When I saw that this book appears on BBC’s The Big Read – ‘Top 100’ and 30 books to read before you turn 30, I set really high expectations on this book. I had the memories of The Secret Garden fresh in my mind and I was hoping this book too is as likeable as the first one. While The Wind in the Willows is a good book, I don’t understand what the hype is all about. The book definitely does not deserve to be part of any ‘must read’ lists. The Secret Garden is a totally different book – it revolves around humans and the story is something that one could easily relate to. There is a very strong presence of nature in it which makes it even more charming. Don’t get me wrong, I do enjoy animated characters and animals dressed up and leading a more human life, but Willows just didn’t work for me. If I can relate to Calvin and Hobbes where the stuffed tiger lives only in the child’s imagination, I should be able to appreciate any animal character, right? But the rat or the mole or the toad just didn’t stir any feelings in me. All that stuff about the toad ordering expensive cars and wasting away his life and money, the rat and the mole being such good buddies and helping the toad find his goal in life – I could not digest all this.

Just a few words about this book can’t be called a review, but I am still blogging this because I need to air my views somewhere. Please do not be discouraged by my view of this book. I am known to dislike books which others just love. In fact, you should mark a book as a ‘have-to-read-it-no-matter-what’ if I give it a bad review. Told you, I am insane!

The Girl Who Played with Fire by Stieg Larsson

After thoroughly enjoying the first in the Millennium series The Girl with the Dragon Tattoo, I knew I will be reading the next book pretty soon and so I did! We meet the same characters Lisbeth Salander, the one with the tattoo and who apparently plays with the fire in this book and our hero Mikhael Blomkvist and a bunch of other supporting characters.

This time around, we have Salander in the hotspot – she is accused of triple murders and it is upto her friend Blomkvist to help her out in this difficult decision. The author takes immense pleasure in hanging the sword above Salander’s head and letting the readers wonder ‘Did she? Didn’t she?’ A journalist who is writing a book about sex trafficking, his girl friend who is writing a thesis on the same subject, a mysterious incident in Salander’s life which she calls “All The Evil” – add all these and you have a page tuner in your hands – literally! Just like the first book, Larsson creates an air of mystery around Salander’s so called evil incident and the reader is dying to know what the heck that is. Salander gets a few more layers to her – Larsson beautifully develops her character. Half the world thinks she is a psychopath and is dangerous to the society whereas the other half thinks she is the best thing ever that happened to mankind.

Larsson seems to be obsessed with the physical form of love. While the first book revolved completely around that and violence, Larsson could have easily avoided mentioning these in his second book, still he does. A more-than-necessary importance to lesbians and this really put me off. The author has an interesting plot on hands which will make the book sell like hot cakes, he need not resort to such cheap tactics just to increase the book’s sales!

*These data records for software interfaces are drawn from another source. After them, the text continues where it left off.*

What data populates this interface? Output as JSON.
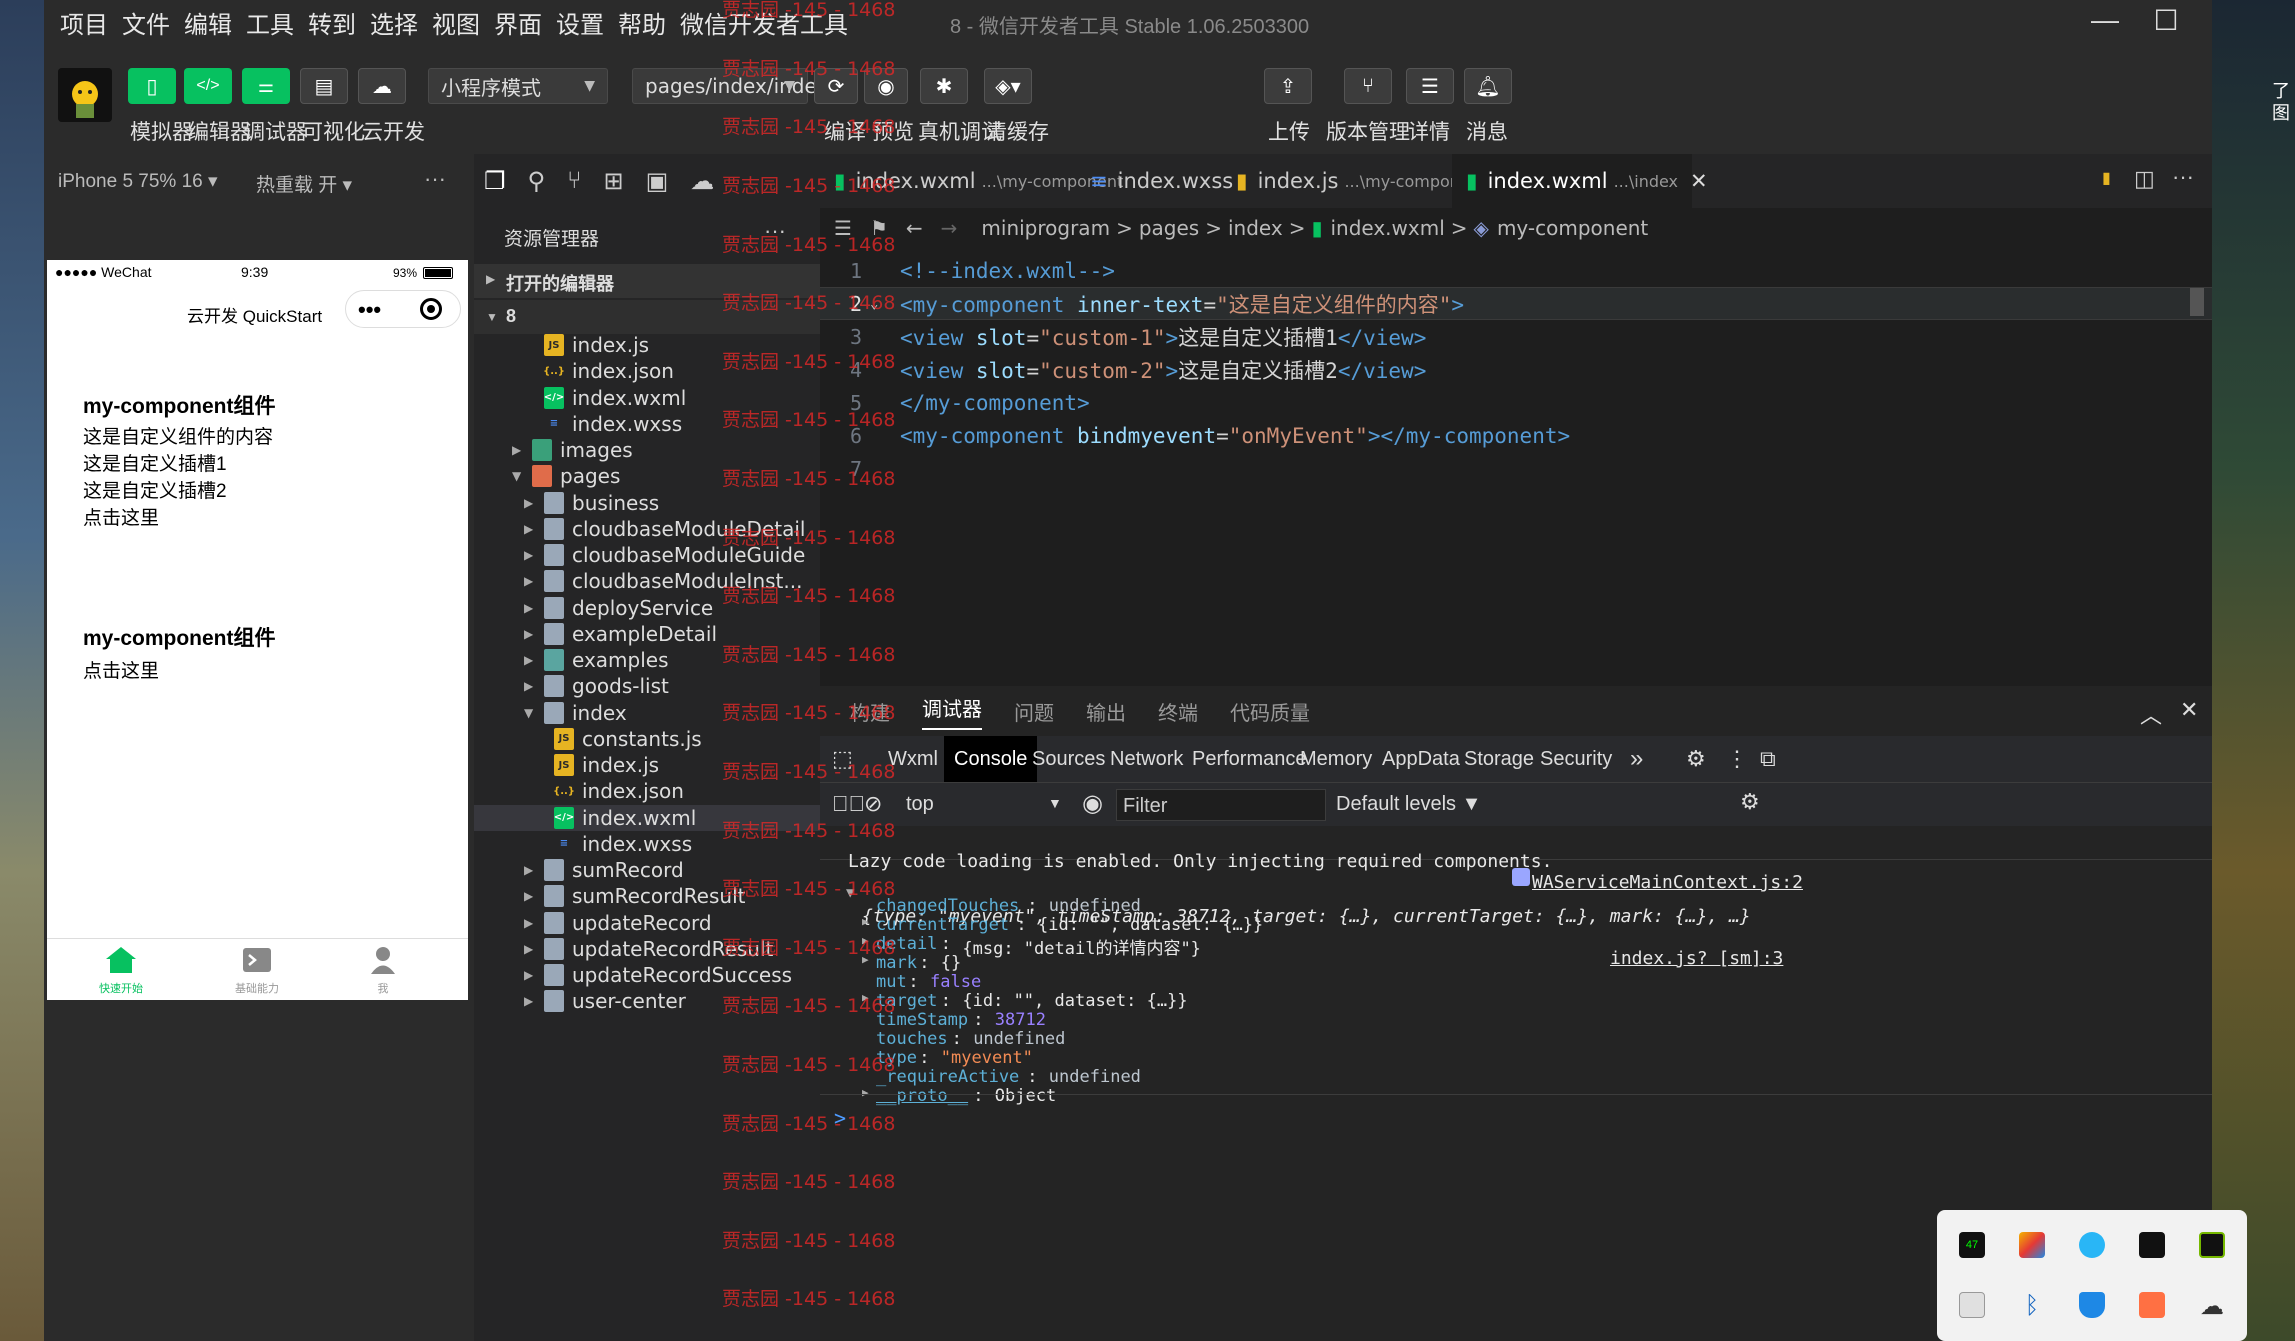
{
  "menubar": [
    "项目",
    "文件",
    "编辑",
    "工具",
    "转到",
    "选择",
    "视图",
    "界面",
    "设置",
    "帮助",
    "微信开发者工具"
  ],
  "window_title": "8 - 微信开发者工具 Stable 1.06.2503300",
  "desktop_side_text": "了\n图",
  "toolbar": {
    "simulator": "模拟器",
    "editor": "编辑器",
    "debugger": "调试器",
    "visual": "可视化",
    "cloud": "云开发",
    "mode_select": "小程序模式",
    "page_select": "pages/index/index",
    "compile": "编译",
    "preview": "预览",
    "real_debug": "真机调试",
    "clear_cache": "清缓存",
    "upload": "上传",
    "version": "版本管理",
    "details": "详情",
    "messages": "消息"
  },
  "sim": {
    "device": "iPhone 5 75% 16",
    "hot_reload": "热重载 开",
    "more": "···",
    "status_carrier": "●●●●● WeChat",
    "status_time": "9:39",
    "status_battery": "93%",
    "nav_title": "云开发 QuickStart",
    "capsule_dots": "•••",
    "block1_title": "my-component组件",
    "block1_lines": [
      "这是自定义组件的内容",
      "这是自定义插槽1",
      "这是自定义插槽2",
      "点击这里"
    ],
    "block2_title": "my-component组件",
    "block2_lines": [
      "点击这里"
    ],
    "tabbar": [
      "快速开始",
      "基础能力",
      "我"
    ],
    "colors": {
      "active": "#07c160",
      "inactive": "#999999"
    }
  },
  "explorer": {
    "title": "资源管理器",
    "more": "···",
    "open_editors": "打开的编辑器",
    "project": "8",
    "rows": [
      {
        "name": "index.js",
        "type": "js",
        "indent": 1
      },
      {
        "name": "index.json",
        "type": "json",
        "indent": 1
      },
      {
        "name": "index.wxml",
        "type": "wxml",
        "indent": 1
      },
      {
        "name": "index.wxss",
        "type": "wxss",
        "indent": 1
      },
      {
        "name": "images",
        "type": "folder-img",
        "indent": 0,
        "arrow": "right"
      },
      {
        "name": "pages",
        "type": "folder-pages",
        "indent": 0,
        "arrow": "down"
      },
      {
        "name": "business",
        "type": "folder",
        "indent": 1,
        "arrow": "right"
      },
      {
        "name": "cloudbaseModuleDetail",
        "type": "folder",
        "indent": 1,
        "arrow": "right"
      },
      {
        "name": "cloudbaseModuleGuide",
        "type": "folder",
        "indent": 1,
        "arrow": "right"
      },
      {
        "name": "cloudbaseModuleInst...",
        "type": "folder",
        "indent": 1,
        "arrow": "right"
      },
      {
        "name": "deployService",
        "type": "folder",
        "indent": 1,
        "arrow": "right"
      },
      {
        "name": "exampleDetail",
        "type": "folder",
        "indent": 1,
        "arrow": "right"
      },
      {
        "name": "examples",
        "type": "folder-green",
        "indent": 1,
        "arrow": "right"
      },
      {
        "name": "goods-list",
        "type": "folder",
        "indent": 1,
        "arrow": "right"
      },
      {
        "name": "index",
        "type": "folder",
        "indent": 1,
        "arrow": "down"
      },
      {
        "name": "constants.js",
        "type": "js",
        "indent": 2
      },
      {
        "name": "index.js",
        "type": "js",
        "indent": 2
      },
      {
        "name": "index.json",
        "type": "json",
        "indent": 2
      },
      {
        "name": "index.wxml",
        "type": "wxml",
        "indent": 2,
        "selected": true
      },
      {
        "name": "index.wxss",
        "type": "wxss",
        "indent": 2
      },
      {
        "name": "sumRecord",
        "type": "folder",
        "indent": 1,
        "arrow": "right"
      },
      {
        "name": "sumRecordResult",
        "type": "folder",
        "indent": 1,
        "arrow": "right"
      },
      {
        "name": "updateRecord",
        "type": "folder",
        "indent": 1,
        "arrow": "right"
      },
      {
        "name": "updateRecordResult",
        "type": "folder",
        "indent": 1,
        "arrow": "right"
      },
      {
        "name": "updateRecordSuccess",
        "type": "folder",
        "indent": 1,
        "arrow": "right"
      },
      {
        "name": "user-center",
        "type": "folder",
        "indent": 1,
        "arrow": "right"
      }
    ]
  },
  "editor": {
    "tabs": [
      {
        "name": "index.wxml",
        "sub": "...\\my-component",
        "type": "wxml"
      },
      {
        "name": "index.wxss",
        "sub": "",
        "type": "wxss"
      },
      {
        "name": "index.js",
        "sub": "...\\my-component",
        "type": "js"
      },
      {
        "name": "index.wxml",
        "sub": "...\\index",
        "type": "wxml",
        "active": true
      }
    ],
    "tab_more": "···",
    "breadcrumb": [
      "miniprogram",
      "pages",
      "index",
      "index.wxml",
      "my-component"
    ],
    "line_numbers": [
      "1",
      "2",
      "3",
      "4",
      "5",
      "6",
      "7"
    ],
    "lines": [
      "<!--index.wxml-->",
      "<my-component inner-text=\"这是自定义组件的内容\">",
      "<view slot=\"custom-1\">这是自定义插槽1</view>",
      "<view slot=\"custom-2\">这是自定义插槽2</view>",
      "</my-component>",
      "<my-component bindmyevent=\"onMyEvent\"></my-component>",
      ""
    ]
  },
  "debug": {
    "tabs": [
      "构建",
      "调试器",
      "问题",
      "输出",
      "终端",
      "代码质量"
    ],
    "devtools_tabs": [
      "Wxml",
      "Console",
      "Sources",
      "Network",
      "Performance",
      "Memory",
      "AppData",
      "Storage",
      "Security"
    ],
    "more_tabs": "»",
    "context": "top",
    "filter_placeholder": "Filter",
    "levels": "Default levels",
    "console": {
      "lazy_msg": "Lazy code loading is enabled. Only injecting required components.",
      "lazy_src": "WAServiceMainContext.js:2",
      "event_src": "index.js? [sm]:3",
      "event_summary": "{type: \"myevent\", timeStamp: 38712, target: {…}, currentTarget: {…}, mark: {…}, …}",
      "props": [
        {
          "key": "changedTouches",
          "value": "undefined",
          "kind": "undef",
          "expand": false
        },
        {
          "key": "currentTarget",
          "value": "{id: \"\", dataset: {…}}",
          "kind": "obj",
          "expand": true
        },
        {
          "key": "detail",
          "value": "{msg: \"detail的详情内容\"}",
          "kind": "obj",
          "expand": true
        },
        {
          "key": "mark",
          "value": "{}",
          "kind": "obj",
          "expand": true
        },
        {
          "key": "mut",
          "value": "false",
          "kind": "num",
          "expand": false
        },
        {
          "key": "target",
          "value": "{id: \"\", dataset: {…}}",
          "kind": "obj",
          "expand": true
        },
        {
          "key": "timeStamp",
          "value": "38712",
          "kind": "num",
          "expand": false
        },
        {
          "key": "touches",
          "value": "undefined",
          "kind": "undef",
          "expand": false
        },
        {
          "key": "type",
          "value": "\"myevent\"",
          "kind": "str",
          "expand": false
        },
        {
          "key": "_requireActive",
          "value": "undefined",
          "kind": "undef",
          "expand": false
        },
        {
          "key": "__proto__",
          "value": "Object",
          "kind": "proto",
          "expand": true
        }
      ],
      "prompt": ">"
    }
  },
  "watermark": "贾志园 -145 - 1468"
}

Larsson’s writing is nothing great. As it happens with most murder mysteries, the importance is given to the plot, its twists and turns rather than the language and style and this book is no different. And I am totally fine with it. If I want to read good English and beautiful style, I will read some other book. When I read a mystery, I want to be given an interesting plot and so many twists and turns that I feel dizzy and Larsson’s books fulfill these criteria. But there is a limit to how much shabby writing one can put up with. Larsson gets so descriptive in every scene (why do I care how many Billy Pan Pizza did Salander buy) that it gets really irritating (are you sure she folded her right leg over her left one and not the other way around? Who cares?). Still, I enjoyed this book just like how I enjoy a Govinda movie any day! You might not recall anything in this book after you close it, but you will enjoy it as long as you read it.